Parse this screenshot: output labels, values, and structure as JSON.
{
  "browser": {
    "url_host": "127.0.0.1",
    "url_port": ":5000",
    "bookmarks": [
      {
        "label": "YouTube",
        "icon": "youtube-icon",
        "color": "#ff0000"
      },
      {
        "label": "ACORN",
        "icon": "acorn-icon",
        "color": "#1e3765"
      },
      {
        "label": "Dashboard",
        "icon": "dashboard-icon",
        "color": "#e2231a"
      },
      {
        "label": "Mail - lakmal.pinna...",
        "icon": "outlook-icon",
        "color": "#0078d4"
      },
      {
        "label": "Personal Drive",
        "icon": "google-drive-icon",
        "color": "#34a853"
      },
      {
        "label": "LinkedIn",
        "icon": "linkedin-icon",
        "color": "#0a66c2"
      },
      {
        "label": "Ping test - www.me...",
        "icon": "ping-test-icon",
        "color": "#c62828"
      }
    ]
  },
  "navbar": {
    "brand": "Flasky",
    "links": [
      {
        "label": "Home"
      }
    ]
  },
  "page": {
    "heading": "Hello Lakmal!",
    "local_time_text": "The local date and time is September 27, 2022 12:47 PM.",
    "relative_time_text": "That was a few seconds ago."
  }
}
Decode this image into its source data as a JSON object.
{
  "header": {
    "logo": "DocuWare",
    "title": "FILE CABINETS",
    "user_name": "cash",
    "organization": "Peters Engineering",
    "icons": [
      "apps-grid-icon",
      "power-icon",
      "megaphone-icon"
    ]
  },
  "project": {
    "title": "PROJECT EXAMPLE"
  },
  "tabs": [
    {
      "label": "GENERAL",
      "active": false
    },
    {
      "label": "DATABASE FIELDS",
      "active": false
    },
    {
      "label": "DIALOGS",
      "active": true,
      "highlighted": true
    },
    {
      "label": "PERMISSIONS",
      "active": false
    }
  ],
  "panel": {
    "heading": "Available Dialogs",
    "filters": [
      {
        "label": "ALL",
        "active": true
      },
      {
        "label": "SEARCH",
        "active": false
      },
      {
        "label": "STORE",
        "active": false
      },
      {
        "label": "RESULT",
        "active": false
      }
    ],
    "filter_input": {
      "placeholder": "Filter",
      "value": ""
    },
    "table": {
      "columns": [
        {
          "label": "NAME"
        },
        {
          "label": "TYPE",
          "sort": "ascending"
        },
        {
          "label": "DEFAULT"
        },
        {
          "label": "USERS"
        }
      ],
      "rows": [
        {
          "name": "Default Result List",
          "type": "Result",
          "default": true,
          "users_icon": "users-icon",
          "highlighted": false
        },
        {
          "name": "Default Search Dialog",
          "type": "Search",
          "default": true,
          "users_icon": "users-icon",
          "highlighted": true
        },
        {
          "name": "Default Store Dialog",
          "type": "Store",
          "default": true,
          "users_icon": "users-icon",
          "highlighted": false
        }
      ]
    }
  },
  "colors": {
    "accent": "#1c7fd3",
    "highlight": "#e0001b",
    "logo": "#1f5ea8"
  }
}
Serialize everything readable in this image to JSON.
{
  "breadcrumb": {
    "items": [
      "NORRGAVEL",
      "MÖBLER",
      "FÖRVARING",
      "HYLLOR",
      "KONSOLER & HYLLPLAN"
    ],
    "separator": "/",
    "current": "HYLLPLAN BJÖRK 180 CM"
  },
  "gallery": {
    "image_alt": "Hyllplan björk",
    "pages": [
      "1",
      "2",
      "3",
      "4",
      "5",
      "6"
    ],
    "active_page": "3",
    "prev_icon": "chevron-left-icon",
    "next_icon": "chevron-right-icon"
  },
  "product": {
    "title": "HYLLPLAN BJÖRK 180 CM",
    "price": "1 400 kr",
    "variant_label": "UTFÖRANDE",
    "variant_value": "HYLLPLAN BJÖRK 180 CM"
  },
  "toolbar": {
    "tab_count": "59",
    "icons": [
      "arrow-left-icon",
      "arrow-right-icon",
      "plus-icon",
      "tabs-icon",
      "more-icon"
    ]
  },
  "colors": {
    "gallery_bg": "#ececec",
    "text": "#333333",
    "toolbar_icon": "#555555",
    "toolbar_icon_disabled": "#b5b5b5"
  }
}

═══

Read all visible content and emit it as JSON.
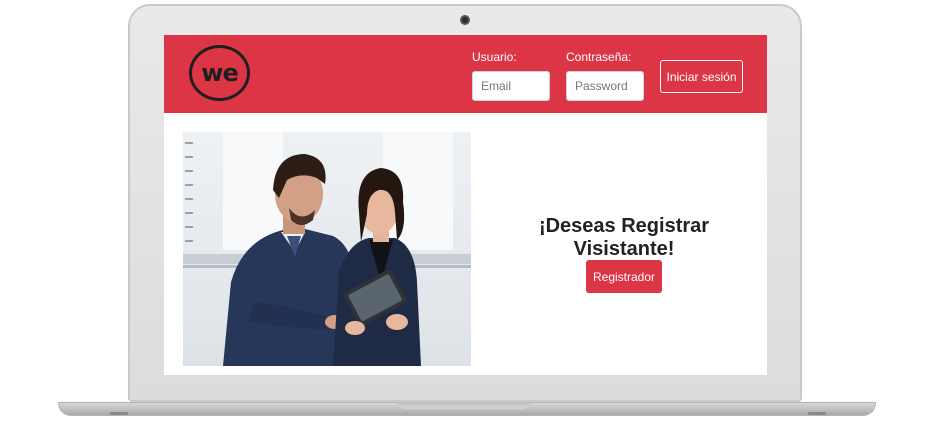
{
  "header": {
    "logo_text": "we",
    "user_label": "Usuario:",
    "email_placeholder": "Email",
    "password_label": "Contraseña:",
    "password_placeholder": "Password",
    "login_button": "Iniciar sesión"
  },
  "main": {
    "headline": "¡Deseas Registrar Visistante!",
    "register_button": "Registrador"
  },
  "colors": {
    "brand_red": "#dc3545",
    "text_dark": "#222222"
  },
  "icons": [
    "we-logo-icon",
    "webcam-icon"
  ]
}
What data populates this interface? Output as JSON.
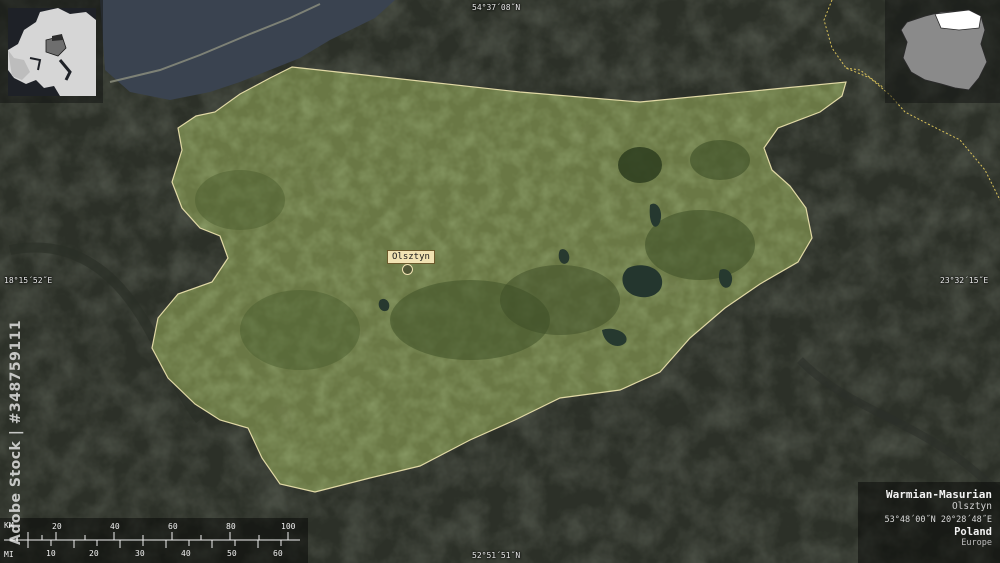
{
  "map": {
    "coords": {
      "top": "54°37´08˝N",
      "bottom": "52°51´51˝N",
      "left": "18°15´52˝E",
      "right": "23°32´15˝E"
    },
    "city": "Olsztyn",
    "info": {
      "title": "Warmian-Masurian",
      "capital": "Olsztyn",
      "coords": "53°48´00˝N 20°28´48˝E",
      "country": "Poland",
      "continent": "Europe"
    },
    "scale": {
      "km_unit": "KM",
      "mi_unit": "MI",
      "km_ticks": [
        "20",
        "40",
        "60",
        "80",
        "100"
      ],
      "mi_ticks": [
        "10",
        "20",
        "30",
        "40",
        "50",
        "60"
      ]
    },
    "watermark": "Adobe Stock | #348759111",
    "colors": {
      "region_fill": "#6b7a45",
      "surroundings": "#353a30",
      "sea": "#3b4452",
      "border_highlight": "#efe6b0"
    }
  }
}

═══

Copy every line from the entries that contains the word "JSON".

Parse this screenshot: output labels, values, and structure as JSON.
Decode this image into its source data as a JSON object.
Serialize everything readable in this image to JSON.
Read all visible content and emit it as JSON.
What data populates this interface? Output as JSON.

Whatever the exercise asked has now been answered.